* Activity:
Find and copy each line in the material below where the string "image" occurs.

* Data:

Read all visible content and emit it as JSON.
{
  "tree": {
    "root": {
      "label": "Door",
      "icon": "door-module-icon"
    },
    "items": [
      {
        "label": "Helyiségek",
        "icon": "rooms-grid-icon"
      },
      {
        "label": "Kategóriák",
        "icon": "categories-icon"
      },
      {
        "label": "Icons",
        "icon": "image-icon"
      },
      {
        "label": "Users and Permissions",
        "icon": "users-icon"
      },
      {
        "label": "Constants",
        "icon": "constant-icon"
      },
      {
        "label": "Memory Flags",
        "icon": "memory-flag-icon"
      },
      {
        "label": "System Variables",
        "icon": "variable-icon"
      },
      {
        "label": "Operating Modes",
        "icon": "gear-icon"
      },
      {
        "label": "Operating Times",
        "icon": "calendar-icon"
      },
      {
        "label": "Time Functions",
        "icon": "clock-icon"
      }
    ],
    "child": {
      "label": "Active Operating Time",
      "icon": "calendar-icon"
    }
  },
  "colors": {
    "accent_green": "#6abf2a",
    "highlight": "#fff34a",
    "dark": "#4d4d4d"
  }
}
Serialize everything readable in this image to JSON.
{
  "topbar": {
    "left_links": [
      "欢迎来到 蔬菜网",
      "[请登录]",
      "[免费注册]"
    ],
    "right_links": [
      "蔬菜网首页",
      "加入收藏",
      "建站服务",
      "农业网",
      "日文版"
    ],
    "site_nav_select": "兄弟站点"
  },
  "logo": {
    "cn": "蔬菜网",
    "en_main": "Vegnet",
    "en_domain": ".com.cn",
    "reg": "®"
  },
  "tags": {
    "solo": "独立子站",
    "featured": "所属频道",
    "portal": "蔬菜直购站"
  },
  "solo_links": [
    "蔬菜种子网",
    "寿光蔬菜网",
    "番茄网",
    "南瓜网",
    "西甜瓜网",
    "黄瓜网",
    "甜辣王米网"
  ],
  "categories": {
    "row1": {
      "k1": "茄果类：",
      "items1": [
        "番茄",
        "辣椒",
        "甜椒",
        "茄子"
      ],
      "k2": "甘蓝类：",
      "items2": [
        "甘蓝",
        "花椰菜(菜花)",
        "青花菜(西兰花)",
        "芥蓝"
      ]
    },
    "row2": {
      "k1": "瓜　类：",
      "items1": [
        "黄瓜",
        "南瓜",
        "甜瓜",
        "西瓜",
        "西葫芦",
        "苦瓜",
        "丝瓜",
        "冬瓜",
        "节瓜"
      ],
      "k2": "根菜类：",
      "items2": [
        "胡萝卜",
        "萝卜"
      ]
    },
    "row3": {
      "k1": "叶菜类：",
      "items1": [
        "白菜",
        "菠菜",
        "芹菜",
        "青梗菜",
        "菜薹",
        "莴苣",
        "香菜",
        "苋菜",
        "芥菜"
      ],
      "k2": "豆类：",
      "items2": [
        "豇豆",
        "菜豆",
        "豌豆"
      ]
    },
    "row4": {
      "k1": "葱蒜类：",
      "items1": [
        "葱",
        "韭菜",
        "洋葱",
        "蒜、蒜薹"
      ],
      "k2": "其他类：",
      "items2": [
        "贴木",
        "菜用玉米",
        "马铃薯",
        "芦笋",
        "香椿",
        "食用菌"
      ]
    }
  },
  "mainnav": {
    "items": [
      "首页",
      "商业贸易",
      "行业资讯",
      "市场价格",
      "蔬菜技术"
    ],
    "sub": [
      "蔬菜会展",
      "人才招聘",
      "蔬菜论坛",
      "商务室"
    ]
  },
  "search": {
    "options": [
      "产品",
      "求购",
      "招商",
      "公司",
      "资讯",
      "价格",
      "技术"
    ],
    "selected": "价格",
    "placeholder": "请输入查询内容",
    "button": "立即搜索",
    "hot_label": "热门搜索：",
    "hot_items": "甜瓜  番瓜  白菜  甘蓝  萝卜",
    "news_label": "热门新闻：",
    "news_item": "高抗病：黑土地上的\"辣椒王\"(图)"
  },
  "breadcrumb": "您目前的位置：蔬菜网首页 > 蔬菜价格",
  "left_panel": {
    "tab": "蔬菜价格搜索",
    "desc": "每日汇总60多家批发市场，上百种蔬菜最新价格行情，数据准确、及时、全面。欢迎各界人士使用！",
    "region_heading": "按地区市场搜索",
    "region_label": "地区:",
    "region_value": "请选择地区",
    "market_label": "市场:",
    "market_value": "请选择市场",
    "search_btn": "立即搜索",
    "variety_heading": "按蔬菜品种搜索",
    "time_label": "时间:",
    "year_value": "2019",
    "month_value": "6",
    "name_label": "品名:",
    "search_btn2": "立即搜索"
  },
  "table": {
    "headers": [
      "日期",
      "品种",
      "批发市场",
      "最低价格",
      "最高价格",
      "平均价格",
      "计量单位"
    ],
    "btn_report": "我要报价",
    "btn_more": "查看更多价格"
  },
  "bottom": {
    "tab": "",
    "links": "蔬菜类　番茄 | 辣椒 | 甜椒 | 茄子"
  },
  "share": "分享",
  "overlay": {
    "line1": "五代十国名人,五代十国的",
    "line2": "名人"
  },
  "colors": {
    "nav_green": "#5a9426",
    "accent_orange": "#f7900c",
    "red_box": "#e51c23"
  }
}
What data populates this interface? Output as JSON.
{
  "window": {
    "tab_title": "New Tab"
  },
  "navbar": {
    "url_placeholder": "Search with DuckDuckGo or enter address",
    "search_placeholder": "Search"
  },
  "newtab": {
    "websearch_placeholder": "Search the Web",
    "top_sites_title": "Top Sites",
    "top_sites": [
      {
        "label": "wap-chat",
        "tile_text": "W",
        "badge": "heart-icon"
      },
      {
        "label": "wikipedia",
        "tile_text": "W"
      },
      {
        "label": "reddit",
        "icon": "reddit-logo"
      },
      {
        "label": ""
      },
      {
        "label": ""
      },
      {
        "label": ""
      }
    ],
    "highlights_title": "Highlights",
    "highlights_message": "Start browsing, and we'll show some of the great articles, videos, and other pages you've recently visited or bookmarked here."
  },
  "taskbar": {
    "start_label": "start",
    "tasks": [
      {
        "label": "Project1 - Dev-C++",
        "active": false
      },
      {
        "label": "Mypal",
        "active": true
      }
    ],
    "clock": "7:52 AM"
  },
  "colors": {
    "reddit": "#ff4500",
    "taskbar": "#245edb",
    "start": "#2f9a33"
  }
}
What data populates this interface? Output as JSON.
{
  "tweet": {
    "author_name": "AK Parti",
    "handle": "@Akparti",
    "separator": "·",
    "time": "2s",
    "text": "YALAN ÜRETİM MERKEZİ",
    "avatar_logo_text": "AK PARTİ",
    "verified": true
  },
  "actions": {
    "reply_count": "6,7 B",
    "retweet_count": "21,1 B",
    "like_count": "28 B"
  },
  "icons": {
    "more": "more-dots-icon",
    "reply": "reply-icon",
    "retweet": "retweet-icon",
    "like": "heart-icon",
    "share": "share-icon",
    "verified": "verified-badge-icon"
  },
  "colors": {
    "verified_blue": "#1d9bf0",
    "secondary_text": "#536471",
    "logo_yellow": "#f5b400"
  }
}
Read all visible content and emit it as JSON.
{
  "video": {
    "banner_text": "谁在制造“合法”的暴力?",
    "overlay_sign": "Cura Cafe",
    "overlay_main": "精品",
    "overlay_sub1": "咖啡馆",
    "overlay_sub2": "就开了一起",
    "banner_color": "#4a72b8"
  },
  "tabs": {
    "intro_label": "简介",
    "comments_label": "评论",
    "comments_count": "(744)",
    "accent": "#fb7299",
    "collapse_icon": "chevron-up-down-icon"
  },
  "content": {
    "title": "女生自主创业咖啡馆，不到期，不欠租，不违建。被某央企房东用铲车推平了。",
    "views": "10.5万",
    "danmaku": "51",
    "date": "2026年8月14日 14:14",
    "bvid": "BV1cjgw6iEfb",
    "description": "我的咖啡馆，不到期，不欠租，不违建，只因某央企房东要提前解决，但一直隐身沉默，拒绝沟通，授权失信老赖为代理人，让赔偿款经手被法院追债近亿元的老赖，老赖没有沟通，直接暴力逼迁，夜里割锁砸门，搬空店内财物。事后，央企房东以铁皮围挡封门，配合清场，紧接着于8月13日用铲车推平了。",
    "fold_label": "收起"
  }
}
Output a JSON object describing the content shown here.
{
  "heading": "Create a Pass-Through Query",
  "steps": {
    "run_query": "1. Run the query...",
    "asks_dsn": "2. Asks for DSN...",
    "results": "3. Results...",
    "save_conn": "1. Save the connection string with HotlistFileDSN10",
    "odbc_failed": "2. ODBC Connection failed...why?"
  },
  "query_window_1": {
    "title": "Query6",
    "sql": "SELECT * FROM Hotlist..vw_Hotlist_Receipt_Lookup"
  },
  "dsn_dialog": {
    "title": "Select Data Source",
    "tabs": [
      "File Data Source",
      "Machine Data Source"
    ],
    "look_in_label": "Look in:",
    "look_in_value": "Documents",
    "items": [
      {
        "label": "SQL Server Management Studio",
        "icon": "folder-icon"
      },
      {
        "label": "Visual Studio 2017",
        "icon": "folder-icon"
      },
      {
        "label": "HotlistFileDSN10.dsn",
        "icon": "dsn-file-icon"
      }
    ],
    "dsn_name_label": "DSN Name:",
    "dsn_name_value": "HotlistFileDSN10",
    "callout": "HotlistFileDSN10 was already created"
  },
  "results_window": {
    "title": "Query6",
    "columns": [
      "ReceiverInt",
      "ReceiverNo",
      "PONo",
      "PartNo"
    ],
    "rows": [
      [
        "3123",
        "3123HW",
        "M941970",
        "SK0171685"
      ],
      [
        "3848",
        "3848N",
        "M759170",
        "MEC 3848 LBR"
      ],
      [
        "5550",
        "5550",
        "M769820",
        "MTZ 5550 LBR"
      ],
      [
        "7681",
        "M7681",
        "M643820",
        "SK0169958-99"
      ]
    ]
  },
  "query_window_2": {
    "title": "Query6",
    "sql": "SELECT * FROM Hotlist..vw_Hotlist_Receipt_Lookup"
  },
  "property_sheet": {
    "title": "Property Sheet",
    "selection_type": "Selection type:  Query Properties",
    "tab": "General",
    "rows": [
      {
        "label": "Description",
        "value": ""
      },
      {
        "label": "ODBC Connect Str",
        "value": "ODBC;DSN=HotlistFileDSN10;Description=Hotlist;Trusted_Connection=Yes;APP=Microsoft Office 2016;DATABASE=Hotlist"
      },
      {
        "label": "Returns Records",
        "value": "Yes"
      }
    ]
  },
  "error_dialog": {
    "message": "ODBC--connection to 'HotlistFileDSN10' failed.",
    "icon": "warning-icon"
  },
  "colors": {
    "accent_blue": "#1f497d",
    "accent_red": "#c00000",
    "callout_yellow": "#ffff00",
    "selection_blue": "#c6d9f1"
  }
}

* The completed task:
        "icon": "image-icon"
Serialize everything readable in this image to JSON.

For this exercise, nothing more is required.